On Saturday in Ashland, my car thermometer read 105. The thermometer in my home read 105. Yahoo reported a temperature of 106. However, the Sunday Mail Tribune reported a high of only 97. Where is the published temperature taken in Ashland? And why is it 9 to 10 degrees cooler than where I live in the Railroad District? I want to go there when it gets hot.

— Jerry K., Ashland

Jerry, the location of your thermometer as well as microclimates in and around Ashland create the temperature differences you're seeing.

The National Weather Service reported a high of 100 degrees on Saturday in Ashland, according to readings taken at the Ashland airport on Dead Indian Memorial Road.

Meteorologist Sven Nelaimischkies said the NWS follows strict site requirements in order to get accurate readings. The requirements dictate where (above a grassy surface), how far above the ground and how far from pavement or a blacktop surface a thermometer can be placed.

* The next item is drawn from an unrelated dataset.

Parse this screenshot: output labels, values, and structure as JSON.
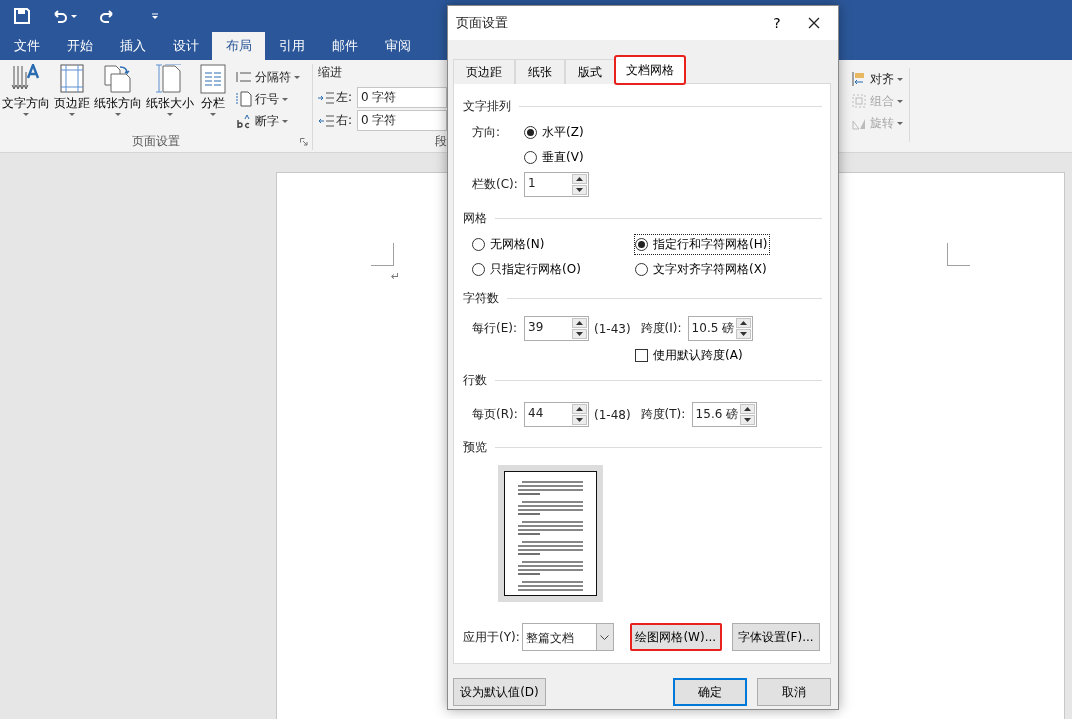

Jerry, if your thermometer is located on the side of a building, on a roof or next to a blacktop surface, you'll most likely get higher readings than the ones we publish in the Mail Tribune.

Microclimates also contribute to discrepancies in the temperature readings. Altitude, wind, nearby bodies of water and even the direction your house or car is facing can cause significant differences in the temperature, Nelaimischkies said.

On Sunday, hot spells in various locations could be attributed to dry thunderstorm outflow, he added.

While you might find a cooler microclimate at the Ashland airport, you won't find a lot to do there on a hot day. Emigrant Lake or a friend's pool would be a better bet.

Send questions to "Since You Asked," Mail Tribune Newsroom, P.O. Box 1108, Medford, OR 97501; by fax to 541-776-4376; or by email to youasked@mailtribune.com. We're sorry, but the volume of questions received prevents us from answering all of them.